Museum of Jean-Lurçat and Contemporary Tapestry (Musée Jean Lurçat et de la Tapisserie Contemporaine): Situated 1.2km north of the château, on the opposite bank of the Maine. Do not miss Jean-Lurçat’s massive modern version of the Apocalypse Tapestry. In what was once the 12th-century Hôpital St Jean. La Grande Salle des Malades (Hall of the Sick), measures 60 by 22.5 metres and has beautiful vaulting, while the granary, 17th-century apothecary and cloister have been almost completely preserved. In the Grand Salle des Malades is the Chant du Monde (Song of the World), a sequence of ten modern tapestries by the artist Jean Lurçat, which are a kind of synopsis of all the good and bad in the world, inspired by the Apocalypse Tapestry on show at the castle. The 20th-century Chant du Monde tapestry has panels up to 43 feet long and 14 feet high. Inspired by Tenture de l’Apocalypse in the château, Jean Lurçat (1892–1966) began his epic tapestry masterpiece, Chant du Monde (Song of the World; 1957–61), 12 years after the end of WWII; scenes depict everything from the delights of Champagne to space exploration to nuclear holocaust.
A quintessentially mid-20th-century meditation on the human condition, it is exuberant but contemplative, and only partially optimistic. The museum also exhibits other extraordinarily beautiful 20th-century and 21st-century tapestries. The Song of the World was woven in Aubusson between 1957 and 1966, and comprises ten tapestry panels with a total area of 500 m² ! This monumental and spectacular work, which was interrupted by the death of Jean Lurçat, is the biggest contemporary group of tapestries. Evoking the future of humanity. This veritable textile symphony offers a symbolic and humanistic vision of the 20th century. A MAGNIFICENT MUSEUM and DISPLAY of GRANDIOSE TAPESTRIES. A treasure in Angers. It's truly breathtaking in scale and concept. Lack of crowds made it an almost intimate visit and we could enjoy the huge tapestries by following the well written guide or simple self-guided route. Come here after you've seen the Apocalypse Tapestries in the Castle - juxtaposing the medieval works with the 20th century works of Lurçat ! Lurcat's tapestry is a mind-blowing response to the horrible post-war WW2 consequences. The main issue in the works is the WW2 (and cold war) Hiroshima bombings' results and horror.

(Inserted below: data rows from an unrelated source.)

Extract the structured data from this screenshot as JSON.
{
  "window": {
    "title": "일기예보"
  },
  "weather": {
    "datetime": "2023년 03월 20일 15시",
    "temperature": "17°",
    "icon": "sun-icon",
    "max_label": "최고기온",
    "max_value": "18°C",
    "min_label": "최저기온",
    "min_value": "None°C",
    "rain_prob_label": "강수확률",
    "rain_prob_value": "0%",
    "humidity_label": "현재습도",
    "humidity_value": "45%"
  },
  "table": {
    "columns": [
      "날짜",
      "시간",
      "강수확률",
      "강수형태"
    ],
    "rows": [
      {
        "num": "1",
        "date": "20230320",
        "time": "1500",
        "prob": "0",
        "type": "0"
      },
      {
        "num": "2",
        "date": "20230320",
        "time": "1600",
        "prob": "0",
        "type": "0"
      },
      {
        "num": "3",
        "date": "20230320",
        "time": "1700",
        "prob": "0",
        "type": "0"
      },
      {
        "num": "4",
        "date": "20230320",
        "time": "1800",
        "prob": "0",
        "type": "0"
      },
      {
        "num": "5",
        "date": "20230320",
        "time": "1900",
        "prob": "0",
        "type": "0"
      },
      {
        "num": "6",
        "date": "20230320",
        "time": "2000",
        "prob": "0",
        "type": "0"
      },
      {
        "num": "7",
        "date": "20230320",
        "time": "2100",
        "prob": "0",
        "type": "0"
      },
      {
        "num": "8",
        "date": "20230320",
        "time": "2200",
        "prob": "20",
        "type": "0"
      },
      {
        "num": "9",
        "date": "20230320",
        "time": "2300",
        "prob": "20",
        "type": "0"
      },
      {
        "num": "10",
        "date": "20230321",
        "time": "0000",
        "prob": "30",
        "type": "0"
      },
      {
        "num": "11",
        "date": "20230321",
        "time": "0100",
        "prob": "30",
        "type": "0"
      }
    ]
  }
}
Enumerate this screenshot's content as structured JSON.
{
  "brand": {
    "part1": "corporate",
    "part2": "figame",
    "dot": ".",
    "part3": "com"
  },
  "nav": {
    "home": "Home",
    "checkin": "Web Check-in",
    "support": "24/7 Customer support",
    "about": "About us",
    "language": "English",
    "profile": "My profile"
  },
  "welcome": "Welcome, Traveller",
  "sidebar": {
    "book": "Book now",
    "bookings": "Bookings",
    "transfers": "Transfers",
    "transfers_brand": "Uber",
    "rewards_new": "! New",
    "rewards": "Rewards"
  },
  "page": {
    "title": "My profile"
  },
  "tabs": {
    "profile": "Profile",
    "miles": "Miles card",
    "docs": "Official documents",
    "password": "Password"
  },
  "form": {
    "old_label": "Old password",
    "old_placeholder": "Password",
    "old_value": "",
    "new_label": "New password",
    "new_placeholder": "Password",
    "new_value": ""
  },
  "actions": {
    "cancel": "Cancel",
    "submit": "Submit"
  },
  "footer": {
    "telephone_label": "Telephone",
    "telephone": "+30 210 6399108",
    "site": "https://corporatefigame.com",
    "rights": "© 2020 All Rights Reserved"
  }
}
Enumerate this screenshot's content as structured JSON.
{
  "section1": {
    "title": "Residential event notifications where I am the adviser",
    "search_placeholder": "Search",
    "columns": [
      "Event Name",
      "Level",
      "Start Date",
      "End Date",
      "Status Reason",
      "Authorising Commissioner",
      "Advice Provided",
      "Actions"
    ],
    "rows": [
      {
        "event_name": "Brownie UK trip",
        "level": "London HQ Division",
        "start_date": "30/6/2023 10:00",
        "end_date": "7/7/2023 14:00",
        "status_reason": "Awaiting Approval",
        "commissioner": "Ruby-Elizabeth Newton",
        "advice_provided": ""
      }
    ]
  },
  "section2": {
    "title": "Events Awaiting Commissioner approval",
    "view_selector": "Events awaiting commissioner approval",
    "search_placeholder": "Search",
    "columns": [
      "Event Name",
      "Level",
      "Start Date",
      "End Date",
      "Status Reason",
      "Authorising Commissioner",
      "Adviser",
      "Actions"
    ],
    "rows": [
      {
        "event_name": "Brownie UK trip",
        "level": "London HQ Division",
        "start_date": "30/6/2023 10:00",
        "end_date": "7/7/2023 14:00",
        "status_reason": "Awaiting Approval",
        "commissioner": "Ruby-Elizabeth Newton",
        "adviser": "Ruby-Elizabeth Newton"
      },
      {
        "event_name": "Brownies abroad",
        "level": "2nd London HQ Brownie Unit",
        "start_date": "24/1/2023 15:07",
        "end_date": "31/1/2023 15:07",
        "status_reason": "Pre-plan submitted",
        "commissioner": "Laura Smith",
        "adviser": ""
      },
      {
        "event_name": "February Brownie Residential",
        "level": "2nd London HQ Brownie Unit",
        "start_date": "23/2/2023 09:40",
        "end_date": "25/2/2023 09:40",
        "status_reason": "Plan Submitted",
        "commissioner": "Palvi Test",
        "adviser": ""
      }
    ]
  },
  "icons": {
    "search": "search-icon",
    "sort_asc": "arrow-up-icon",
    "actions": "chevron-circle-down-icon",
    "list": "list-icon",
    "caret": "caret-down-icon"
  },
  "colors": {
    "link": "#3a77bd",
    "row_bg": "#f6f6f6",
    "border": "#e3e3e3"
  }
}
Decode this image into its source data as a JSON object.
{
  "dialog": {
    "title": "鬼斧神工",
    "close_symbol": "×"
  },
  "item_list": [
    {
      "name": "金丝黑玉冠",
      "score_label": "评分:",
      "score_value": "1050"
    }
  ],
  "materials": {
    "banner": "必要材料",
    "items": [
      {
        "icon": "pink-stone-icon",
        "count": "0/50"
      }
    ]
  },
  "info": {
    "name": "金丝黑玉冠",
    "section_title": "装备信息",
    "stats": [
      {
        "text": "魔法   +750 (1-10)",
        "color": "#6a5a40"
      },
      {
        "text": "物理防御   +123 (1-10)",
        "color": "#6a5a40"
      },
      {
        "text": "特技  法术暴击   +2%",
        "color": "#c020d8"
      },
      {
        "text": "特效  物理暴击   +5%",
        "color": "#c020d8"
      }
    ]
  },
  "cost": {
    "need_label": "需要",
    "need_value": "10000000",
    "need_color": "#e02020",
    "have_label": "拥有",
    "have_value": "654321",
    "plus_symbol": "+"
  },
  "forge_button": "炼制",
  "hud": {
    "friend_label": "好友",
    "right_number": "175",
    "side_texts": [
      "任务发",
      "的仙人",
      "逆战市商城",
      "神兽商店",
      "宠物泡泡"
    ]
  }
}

Open every Tuesday, Wednesday, Thursday, Friday, Saturday, Sunday, from 10.00 to 18.00.
L'Archer - Lurçat:
A couple of tapestries - unable to see their names (too dark !):
Le vin de Lune - Tourloere:
Le Vin de Viertige - Borcerie:
La Douche des Mineurs - Thomas Gleb:
The Chantier de Monde Section (1957-1966) - Ornamentos Sagrados - Jean Lurçat:
Conquête de l'espace - Jean Lurçat:
Champagne - Jean Lurçat:
L'eau et le Feu - Jean Lurçat:
L'Homme an Gloire dans la Paixu - 2 sections - Jean Lurçat:
Le Fin de Tout:
Le Grand Charnier:
L'Homme de Hiroshima:
Le Grande Menace:
Included in the entrance fee is the adjacent contemporary textile museum, also worth your time. The building itself is also worthy of visiting; it's a former hospital. Don't forget to have a look outside in the interesting cloisters, featuring several architectural pieces "taken" from other buildings.
The former orphanage dates from the 17th century and was renovated in 1986 for an extension to the Musée Jean Lurçat. Only the façade has retained the original architectural features, the interior rooms of the structure have been modernized so that their original function is no longer apparent to the visitor:
From the Jean Lurçat Museum - we took a tram back to the Railway Station Le Gare. Direction: Le Gare). 1.40 euros. Payment in credit card or local coins. Automatic machines in French only.